Collaboration between researchers at the Laboratoire de Photophysique et Photochimie Supramoléculaire et Macromoléculaire (CNRS/ENS Cachan) and specialized French firm Scene Technology resulted in development of Lumicyano – an innovative product that uses fluorescence to detect fingerprints. It will enable crime scene investigators (CSIs) to highlight fingerprints far more promptly and at a lower cost compared to other currently available techniques.
Fingerprints present a vital evidence in numerous criminal investigations. However, in some criminal cases fingerprints are too light or their contrast is too low, so it’s impossible to utilize them as evidence. When someone places their finger on an object, they leave behind a trace composed of water, salts, fats, amino acids and, potentially, DNA. In order to reveal this latent trace, CSIs use a so called “Super Glue” technique that employs fuming of a cyanoacrylate compound.
Cyanoacrylate is the generic name for a family of strong, fast-acting adhesives. In fingerprint fuming, the vapors of cyanoacrylate react with the chemicals that are found in fingerprints. This reaction leaves behind a white film that can be photographed, or copied onto tape strips.
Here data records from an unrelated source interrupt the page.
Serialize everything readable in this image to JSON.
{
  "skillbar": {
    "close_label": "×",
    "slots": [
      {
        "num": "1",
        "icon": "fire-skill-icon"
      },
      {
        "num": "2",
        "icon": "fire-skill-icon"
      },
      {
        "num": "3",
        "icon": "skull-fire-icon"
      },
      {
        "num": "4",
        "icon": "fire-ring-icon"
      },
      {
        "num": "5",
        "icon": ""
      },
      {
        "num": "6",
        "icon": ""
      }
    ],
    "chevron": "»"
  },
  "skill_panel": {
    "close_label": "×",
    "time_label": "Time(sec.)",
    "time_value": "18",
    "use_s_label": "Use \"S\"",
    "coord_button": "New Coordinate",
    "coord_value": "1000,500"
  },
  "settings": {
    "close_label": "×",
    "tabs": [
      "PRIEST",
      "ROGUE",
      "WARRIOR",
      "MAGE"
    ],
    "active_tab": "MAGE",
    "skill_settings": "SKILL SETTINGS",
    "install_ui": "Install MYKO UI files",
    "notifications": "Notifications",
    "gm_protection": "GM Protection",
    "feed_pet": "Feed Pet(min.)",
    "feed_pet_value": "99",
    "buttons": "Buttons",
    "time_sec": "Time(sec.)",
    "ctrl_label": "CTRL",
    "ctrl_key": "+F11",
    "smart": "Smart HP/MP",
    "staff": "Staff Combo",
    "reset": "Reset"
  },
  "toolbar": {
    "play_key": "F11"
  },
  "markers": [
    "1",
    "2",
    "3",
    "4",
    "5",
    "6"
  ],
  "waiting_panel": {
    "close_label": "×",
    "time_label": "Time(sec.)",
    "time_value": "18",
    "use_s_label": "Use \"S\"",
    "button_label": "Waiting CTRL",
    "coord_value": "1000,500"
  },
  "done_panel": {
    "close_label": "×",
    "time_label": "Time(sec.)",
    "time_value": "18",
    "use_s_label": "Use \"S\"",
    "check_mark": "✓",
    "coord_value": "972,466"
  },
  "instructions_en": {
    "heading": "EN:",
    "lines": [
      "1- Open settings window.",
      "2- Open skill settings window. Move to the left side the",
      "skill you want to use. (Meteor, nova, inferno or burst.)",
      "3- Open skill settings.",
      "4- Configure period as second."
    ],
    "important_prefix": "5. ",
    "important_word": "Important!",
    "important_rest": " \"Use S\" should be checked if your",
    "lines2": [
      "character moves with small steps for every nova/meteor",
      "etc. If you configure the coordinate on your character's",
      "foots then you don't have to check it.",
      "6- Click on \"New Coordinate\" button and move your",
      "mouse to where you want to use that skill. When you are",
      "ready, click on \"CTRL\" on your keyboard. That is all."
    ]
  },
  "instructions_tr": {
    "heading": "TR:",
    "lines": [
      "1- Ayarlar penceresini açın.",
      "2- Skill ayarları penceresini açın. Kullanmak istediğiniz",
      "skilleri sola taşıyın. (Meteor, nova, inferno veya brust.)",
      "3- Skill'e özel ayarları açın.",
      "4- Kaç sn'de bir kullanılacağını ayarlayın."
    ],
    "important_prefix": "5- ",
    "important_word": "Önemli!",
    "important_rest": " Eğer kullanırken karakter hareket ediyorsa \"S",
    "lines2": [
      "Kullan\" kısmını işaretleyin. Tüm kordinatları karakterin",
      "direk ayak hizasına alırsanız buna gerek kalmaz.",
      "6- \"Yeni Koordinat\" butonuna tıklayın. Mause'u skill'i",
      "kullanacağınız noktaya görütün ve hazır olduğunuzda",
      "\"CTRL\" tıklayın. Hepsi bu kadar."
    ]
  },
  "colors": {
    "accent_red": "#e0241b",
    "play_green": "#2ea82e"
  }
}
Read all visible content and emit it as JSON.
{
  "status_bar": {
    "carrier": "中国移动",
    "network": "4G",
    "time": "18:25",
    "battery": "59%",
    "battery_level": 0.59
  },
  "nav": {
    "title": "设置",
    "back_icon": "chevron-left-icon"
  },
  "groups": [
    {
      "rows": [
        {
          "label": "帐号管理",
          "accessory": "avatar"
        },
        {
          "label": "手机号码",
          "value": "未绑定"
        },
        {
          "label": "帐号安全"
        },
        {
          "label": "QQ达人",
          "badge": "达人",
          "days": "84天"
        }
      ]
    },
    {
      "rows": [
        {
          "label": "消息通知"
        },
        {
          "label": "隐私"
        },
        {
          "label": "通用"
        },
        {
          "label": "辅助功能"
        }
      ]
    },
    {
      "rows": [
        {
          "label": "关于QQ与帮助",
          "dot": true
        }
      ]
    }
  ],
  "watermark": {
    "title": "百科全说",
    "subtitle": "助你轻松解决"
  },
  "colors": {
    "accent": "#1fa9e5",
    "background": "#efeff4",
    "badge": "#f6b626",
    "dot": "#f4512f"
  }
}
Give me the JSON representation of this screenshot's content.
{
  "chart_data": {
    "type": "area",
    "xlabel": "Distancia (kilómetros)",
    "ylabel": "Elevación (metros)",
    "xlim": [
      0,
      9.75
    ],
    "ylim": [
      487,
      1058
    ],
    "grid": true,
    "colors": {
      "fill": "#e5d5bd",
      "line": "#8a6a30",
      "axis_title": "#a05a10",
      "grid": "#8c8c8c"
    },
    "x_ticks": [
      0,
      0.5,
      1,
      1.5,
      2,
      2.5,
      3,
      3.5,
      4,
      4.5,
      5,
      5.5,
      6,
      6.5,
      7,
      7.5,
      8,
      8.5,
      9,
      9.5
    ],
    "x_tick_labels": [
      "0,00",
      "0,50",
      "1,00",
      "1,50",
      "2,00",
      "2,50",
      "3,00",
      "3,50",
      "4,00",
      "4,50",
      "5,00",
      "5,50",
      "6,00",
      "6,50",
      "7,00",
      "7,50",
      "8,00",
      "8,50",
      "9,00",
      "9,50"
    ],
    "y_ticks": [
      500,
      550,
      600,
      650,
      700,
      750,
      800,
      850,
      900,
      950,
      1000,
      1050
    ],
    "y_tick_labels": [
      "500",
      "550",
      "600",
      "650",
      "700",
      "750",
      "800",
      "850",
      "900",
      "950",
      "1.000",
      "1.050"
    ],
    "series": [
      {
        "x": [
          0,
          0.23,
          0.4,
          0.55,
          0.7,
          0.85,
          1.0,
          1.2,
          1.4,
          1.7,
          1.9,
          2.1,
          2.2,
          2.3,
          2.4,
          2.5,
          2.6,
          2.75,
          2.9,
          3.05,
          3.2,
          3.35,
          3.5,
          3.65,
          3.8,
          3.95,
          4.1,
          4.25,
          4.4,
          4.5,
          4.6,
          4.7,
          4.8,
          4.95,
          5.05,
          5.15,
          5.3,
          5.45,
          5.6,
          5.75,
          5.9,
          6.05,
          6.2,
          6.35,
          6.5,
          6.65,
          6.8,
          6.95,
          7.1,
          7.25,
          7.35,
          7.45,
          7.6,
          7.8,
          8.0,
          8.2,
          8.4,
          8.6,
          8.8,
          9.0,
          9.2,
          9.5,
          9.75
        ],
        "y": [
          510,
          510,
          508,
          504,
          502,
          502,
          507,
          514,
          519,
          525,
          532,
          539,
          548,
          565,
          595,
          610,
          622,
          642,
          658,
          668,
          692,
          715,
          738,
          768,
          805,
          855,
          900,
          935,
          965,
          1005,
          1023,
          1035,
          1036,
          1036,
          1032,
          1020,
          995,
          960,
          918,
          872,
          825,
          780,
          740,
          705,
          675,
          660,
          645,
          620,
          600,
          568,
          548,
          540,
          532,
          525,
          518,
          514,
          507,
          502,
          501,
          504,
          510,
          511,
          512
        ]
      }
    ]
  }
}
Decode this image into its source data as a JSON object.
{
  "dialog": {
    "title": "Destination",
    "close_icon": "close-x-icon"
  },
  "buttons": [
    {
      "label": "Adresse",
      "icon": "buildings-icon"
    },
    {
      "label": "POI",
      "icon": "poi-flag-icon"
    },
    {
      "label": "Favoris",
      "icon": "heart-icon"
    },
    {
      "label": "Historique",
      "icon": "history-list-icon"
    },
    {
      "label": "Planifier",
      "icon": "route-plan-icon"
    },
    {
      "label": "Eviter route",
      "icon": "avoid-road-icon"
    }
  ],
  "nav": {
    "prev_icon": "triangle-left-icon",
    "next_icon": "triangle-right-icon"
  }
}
However, this technique can at times cause certain difficulties. For instance, when the fingerprint support is of light color, the contrast with the fingerprint is too low to be photographed. Similarly, if the fingerprint is very light, the deposit will be too weak to obtain an exploitable image.
When this happens, CSIs can use a second treatment with a colorant, which turns the fingerprint fluorescent. However, this technique is costly, time-consuming and sometimes it can compromise the sampling of DNA.
For the past three decades, numerous groups of researchers have been trying to come up with a product allowing fluorescent fingerprints to be detected directly. The researchers at CNRS/ENS Cachan obtained the product, although they had to comply with the common conditions of use of a conventional cyanoacrylate. They combined cyanoacrylate with a molecule of the tetrazine family, the smallest fluorescent colorants known to date.
The molecules of tetrazine are fumed together with the cyanoacrylate onto the fingerprint support and adhere to the deposit. In this way, using a simple UV lamp or forensic lighting techniques, the fluorescent traces are obvious and can be photographed.
Lumicyano has excellent detection performance. According to the CNRS/ENS Cachan research team as well as police forces, it is highly efficient, more affordable and accelerates the investigation. Furthermore, it does not destroy the DNA that can sometimes be extracted from fingerprints.
The product has been successfully tested by the French Police and Gendarmerie as well as by Scotland Yard and the FBI. Lumicyano is already available in various countries and interest for this product is constantly increasing among CSIs throughout the world.
For more information, read the article published in the journal Forensic Science International: “Lumicyano: A new fluorescent cyanoacrylate for a one-step luminescent latent fingermark development”.